USDA projects record agricultural exports of $140 billion for fiscal year 2013. Agriculture Secretary Tom Vilsack tied the announcement to frustration with Congress over lack of progress on a new farm bill.

 “We’re counting on Congress to help keep up this momentum. With just a few weeks left before expiration of many Farm Bill programs, including trade promotion programs that return $35 in economic benefits for every dollar invested, producers and rural communities need passage of a comprehensive Food, Farm and Jobs Bill as soon as possible,” Vilsack said in a statement.  

Vilsack also links immigration reform to sound future for U.S. ag trade.

After noting a new farm bill was vital, he added this kicker: “America’s farmers and ranchers need a reliable and stable agricultural workforce to keep up production. House passage of the commonsense immigration reform measure already approved by a bipartisan majority in the U.S. Senate, would further strengthen American agriculture and keep the U.S. on solid footing to maintain strong exports in the years to come.”

While the average size of U.S. crop farms has changed little in three decades, the, USDA says in a new report that this seeming stability masks important structural changes in the farm sector: growing numbers of very small and very large farms and declining numbers of mid-sized farms. In the process, cropland acreage is moving toward much larger farms.

The acreage shift is substantial and widespread and follows from developments in technology and in farm organization. In 2011, 1.68 million U.S. farms had cropland, and the average size is 234 acres.

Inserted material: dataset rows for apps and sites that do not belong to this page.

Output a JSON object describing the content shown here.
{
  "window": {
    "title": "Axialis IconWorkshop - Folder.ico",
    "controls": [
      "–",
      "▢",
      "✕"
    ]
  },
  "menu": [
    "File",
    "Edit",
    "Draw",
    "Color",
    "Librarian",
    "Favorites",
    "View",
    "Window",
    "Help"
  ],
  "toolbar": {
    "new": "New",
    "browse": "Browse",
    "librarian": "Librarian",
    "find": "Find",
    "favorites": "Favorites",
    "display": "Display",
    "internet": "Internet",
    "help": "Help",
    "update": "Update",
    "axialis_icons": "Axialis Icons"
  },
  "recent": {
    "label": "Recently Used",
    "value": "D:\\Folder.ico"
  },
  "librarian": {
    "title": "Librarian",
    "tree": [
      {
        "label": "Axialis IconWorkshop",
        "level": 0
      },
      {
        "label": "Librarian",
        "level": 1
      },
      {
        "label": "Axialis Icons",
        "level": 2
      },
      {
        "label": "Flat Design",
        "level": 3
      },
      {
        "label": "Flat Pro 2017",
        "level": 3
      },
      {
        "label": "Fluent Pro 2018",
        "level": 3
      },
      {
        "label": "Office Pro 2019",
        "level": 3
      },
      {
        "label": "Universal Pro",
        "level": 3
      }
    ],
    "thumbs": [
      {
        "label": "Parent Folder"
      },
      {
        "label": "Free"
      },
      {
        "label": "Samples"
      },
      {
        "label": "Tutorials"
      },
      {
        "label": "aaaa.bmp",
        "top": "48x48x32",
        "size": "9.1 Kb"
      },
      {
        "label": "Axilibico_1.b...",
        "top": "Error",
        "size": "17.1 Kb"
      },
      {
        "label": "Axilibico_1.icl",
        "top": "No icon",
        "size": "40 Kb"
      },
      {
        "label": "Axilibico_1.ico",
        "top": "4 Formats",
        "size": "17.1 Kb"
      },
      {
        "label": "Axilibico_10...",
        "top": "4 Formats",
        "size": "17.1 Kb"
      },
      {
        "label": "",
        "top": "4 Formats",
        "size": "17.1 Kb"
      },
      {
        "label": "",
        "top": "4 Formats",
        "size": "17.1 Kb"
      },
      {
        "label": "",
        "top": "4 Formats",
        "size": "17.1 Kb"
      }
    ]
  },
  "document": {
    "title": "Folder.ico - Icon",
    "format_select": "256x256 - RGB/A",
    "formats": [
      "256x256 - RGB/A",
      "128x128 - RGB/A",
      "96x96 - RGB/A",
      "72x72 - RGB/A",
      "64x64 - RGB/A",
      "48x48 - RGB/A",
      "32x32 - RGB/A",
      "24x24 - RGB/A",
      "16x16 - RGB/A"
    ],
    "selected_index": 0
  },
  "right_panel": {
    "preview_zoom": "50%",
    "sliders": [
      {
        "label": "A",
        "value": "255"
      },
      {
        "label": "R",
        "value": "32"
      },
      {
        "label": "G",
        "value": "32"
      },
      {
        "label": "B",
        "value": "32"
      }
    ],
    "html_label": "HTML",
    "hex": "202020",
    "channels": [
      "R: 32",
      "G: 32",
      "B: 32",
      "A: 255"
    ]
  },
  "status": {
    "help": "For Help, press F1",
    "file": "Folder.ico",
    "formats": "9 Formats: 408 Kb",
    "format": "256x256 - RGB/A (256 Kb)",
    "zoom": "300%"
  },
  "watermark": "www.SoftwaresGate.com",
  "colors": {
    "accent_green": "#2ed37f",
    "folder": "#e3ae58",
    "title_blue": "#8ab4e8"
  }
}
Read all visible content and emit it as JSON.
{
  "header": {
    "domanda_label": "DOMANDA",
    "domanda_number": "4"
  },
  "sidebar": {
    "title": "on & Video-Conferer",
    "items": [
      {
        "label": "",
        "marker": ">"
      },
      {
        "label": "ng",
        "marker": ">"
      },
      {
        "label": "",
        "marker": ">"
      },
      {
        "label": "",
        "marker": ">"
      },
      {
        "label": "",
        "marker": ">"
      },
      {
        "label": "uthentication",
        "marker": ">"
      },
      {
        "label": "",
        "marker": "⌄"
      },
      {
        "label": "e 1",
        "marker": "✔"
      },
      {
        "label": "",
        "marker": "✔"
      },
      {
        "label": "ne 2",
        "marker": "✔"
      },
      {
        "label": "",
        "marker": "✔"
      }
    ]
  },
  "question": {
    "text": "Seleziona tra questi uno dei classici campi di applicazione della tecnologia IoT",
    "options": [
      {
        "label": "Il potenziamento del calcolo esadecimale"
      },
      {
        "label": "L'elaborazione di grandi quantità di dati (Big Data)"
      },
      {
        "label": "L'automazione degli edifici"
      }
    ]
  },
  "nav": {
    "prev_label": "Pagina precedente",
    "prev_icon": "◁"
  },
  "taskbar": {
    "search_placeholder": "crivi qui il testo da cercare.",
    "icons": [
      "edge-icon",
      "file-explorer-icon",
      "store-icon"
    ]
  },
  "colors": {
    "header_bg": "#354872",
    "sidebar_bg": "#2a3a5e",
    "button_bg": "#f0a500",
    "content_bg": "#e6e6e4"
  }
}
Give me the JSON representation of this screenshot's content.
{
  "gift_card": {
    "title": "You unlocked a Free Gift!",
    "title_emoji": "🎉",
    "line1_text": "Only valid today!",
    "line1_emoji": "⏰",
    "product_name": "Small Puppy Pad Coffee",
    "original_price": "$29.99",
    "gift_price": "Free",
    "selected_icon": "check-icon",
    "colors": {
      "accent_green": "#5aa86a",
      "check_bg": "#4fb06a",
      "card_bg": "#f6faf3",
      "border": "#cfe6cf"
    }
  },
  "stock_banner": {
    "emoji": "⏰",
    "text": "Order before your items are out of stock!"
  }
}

But there’s no such thing as an “average” farm according to the new report in the previous item.

Reason: Huge variation in farm size and skewed distribution.

For example, 80 percent of farms are smaller than the average 234 acres and the statistical median (where half the farms are smaller and half are larger) is just 45 acres!

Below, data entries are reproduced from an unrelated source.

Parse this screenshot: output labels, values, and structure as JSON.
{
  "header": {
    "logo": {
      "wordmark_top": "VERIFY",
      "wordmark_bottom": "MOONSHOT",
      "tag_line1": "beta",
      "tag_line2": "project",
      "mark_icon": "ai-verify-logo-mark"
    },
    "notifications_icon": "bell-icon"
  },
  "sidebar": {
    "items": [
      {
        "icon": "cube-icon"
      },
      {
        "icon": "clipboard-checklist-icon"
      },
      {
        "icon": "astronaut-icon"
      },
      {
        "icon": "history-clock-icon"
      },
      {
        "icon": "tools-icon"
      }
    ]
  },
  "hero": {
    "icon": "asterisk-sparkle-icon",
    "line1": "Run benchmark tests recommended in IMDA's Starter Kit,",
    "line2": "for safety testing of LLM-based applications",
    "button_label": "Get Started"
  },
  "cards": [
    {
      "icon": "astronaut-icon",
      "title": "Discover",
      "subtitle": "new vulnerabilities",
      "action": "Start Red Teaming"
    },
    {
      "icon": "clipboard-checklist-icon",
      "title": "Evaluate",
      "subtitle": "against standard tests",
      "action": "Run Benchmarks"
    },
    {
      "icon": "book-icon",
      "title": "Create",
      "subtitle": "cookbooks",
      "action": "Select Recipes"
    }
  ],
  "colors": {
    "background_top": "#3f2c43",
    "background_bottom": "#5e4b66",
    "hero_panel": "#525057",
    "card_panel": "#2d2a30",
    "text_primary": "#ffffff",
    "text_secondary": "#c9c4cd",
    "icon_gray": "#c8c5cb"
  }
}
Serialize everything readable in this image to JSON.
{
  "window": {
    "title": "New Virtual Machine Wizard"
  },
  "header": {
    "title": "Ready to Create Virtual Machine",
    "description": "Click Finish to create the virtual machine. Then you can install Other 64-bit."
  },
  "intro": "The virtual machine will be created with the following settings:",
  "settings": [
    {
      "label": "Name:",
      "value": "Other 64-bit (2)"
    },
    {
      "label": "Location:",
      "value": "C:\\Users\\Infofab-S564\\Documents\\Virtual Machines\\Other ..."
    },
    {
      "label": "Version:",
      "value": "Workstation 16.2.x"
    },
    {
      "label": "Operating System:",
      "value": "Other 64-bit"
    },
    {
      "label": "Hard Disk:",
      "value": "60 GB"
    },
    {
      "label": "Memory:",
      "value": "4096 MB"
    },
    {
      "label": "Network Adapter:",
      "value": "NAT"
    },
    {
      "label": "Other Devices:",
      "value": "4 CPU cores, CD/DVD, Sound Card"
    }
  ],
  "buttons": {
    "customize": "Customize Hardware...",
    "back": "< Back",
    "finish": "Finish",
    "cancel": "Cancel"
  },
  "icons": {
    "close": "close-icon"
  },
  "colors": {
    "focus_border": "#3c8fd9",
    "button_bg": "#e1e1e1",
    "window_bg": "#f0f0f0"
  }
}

On the other hand, the great majority of the cropland itself is in much larger farms — those with 1,000 acres or more. (With operations defined as cropland operated by a farm, both owned and rented, minus any cropland rented out to others.)

Other Washington news:

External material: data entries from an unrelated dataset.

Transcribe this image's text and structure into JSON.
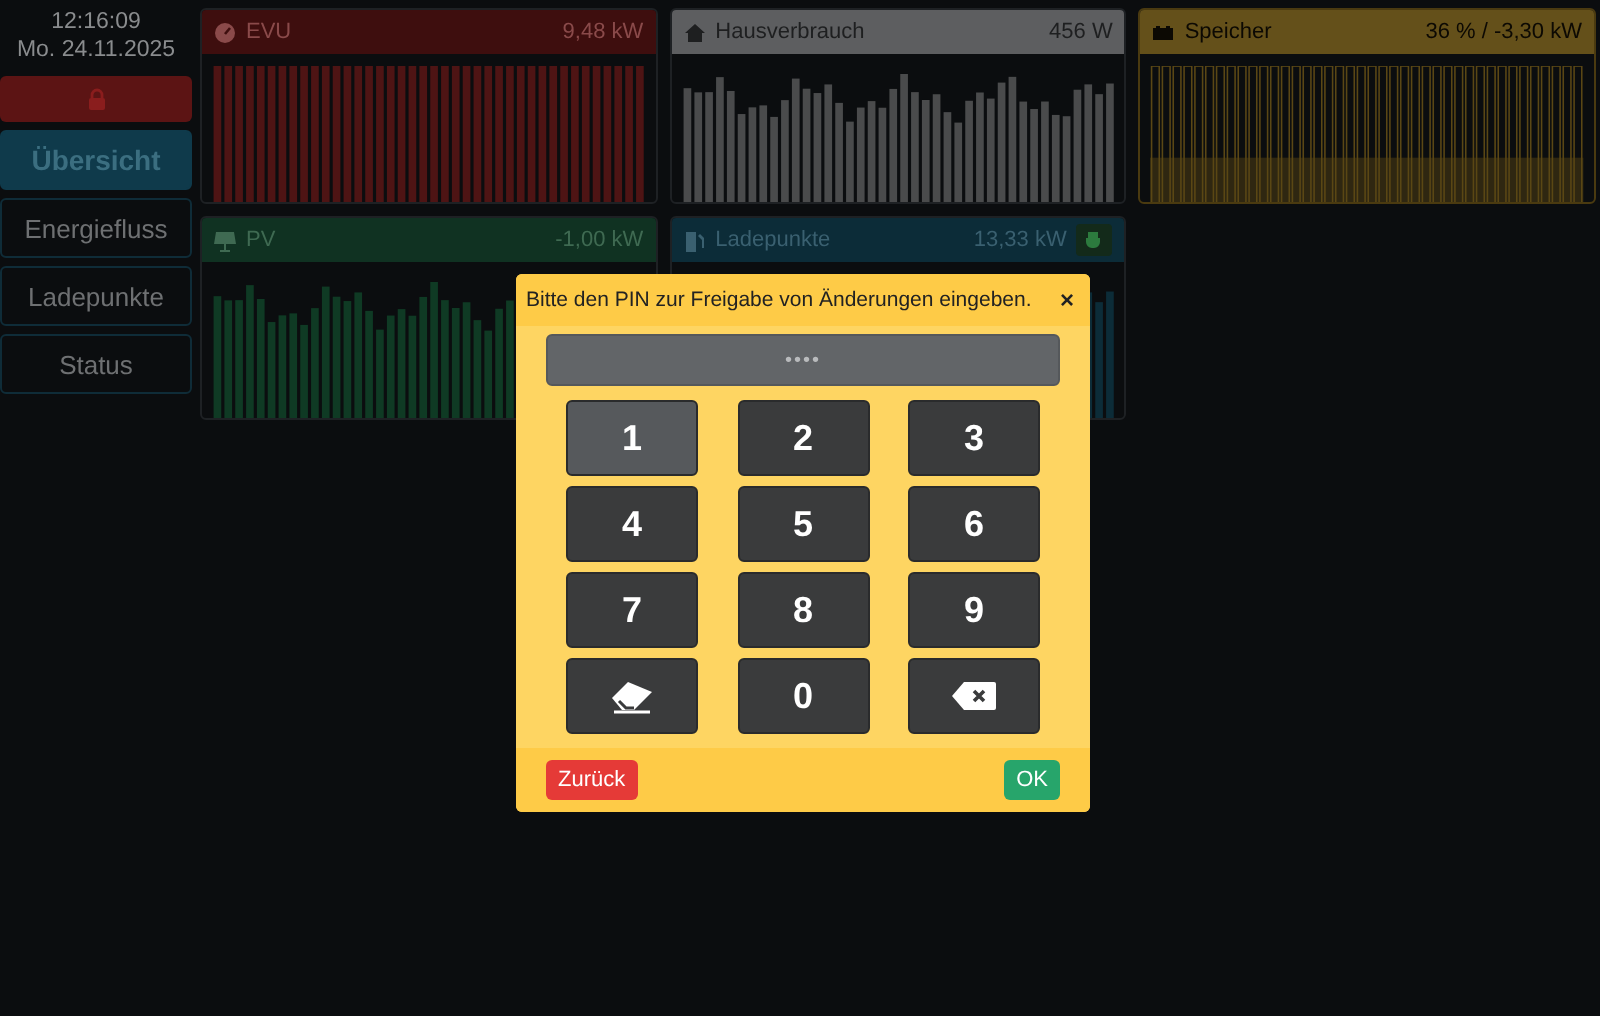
{
  "clock": {
    "time": "12:16:09",
    "date": "Mo. 24.11.2025"
  },
  "lock_button": {
    "locked": true
  },
  "nav": [
    {
      "label": "Übersicht",
      "selected": true
    },
    {
      "label": "Energiefluss",
      "selected": false
    },
    {
      "label": "Ladepunkte",
      "selected": false
    },
    {
      "label": "Status",
      "selected": false
    }
  ],
  "cards": [
    {
      "kind": "grid",
      "title": "EVU",
      "value": "9,48 kW"
    },
    {
      "kind": "house",
      "title": "Hausverbrauch",
      "value": "456 W"
    },
    {
      "kind": "battery",
      "title": "Speicher",
      "value": "36 % / -3,30 kW"
    },
    {
      "kind": "pv",
      "title": "PV",
      "value": "-1,00 kW"
    },
    {
      "kind": "chargepoint",
      "title": "Ladepunkte",
      "value": "13,33 kW"
    }
  ],
  "pin_dialog": {
    "title": "Bitte den PIN zur Freigabe von Änderungen eingeben.",
    "close": "×",
    "value": "••••",
    "keys": [
      {
        "kind": "digit",
        "label": "1",
        "hovered": true
      },
      {
        "kind": "digit",
        "label": "2",
        "hovered": false
      },
      {
        "kind": "digit",
        "label": "3",
        "hovered": false
      },
      {
        "kind": "digit",
        "label": "4",
        "hovered": false
      },
      {
        "kind": "digit",
        "label": "5",
        "hovered": false
      },
      {
        "kind": "digit",
        "label": "6",
        "hovered": false
      },
      {
        "kind": "digit",
        "label": "7",
        "hovered": false
      },
      {
        "kind": "digit",
        "label": "8",
        "hovered": false
      },
      {
        "kind": "digit",
        "label": "9",
        "hovered": false
      },
      {
        "kind": "clear",
        "hovered": false
      },
      {
        "kind": "digit",
        "label": "0",
        "hovered": false
      },
      {
        "kind": "backspace",
        "hovered": false
      }
    ],
    "back_button": "Zurück",
    "ok_button": "OK"
  }
}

  • USDA’s Climate Change Program Office seeks public comments on a major new report just issued by the Office of the Chief Economist: Science-Based Methods for Entity-Scale Quantification of Greenhouse Gas Sources and Sinks from Agriculture and Forestry Practices. The report is the work of 38 scientists from across academia, USDA and the federal government, who are experts in greenhouse gas (GHG) estimation in the cropland, grazing land, livestock and forest management sectors. The report can be downloaded at There are detailed instructions for submitting comments included at the site. (They must be submitted within 45 days of the Aug. 28th Federal Register announcement.)
  • An estimated 14.5 percent of American households were still “food insecure” at least some time during the year 2012 according to a new USDA report, meaning they “lacked access to enough food for an active, healthy life for all household members”. The slight decline from 14.9 percent in 2011 is not considered “statistically significant” and the prevalence of “very low” food security didn’t drop at all. It was unchanged from 2011 at 5.7 percent. The numbers are rather puzzling in light of food stamp recipients soaring by 74 percent (to a record 47 million) and spending more than doubling (to a record $78 billion) since 2008.
  • FY 2013 Ethanol Feedstock Flexibility Program (FFP) results reported. This program authorizes the Secretary of Agriculture to purchase sugar (that would otherwise be forfeited to the Commodity Credit Corporation) and sell it to bioenergy companies as a feedstock for ethanol instead. In this first bidding process, CCC purchased 7,118 short tons of refined beet sugar in August for approximately $3.6 million (the same amount as if that sugar had been forfeited). CCC then re-sold the sugar to a bioenergy producer for approximately $900,000, resulting in a net cost to CCC of $2.7 million. Oops! The goal was to have no net cost by avoiding forfeitures. (CCC is now evaluating options to avoid September forfeitures.)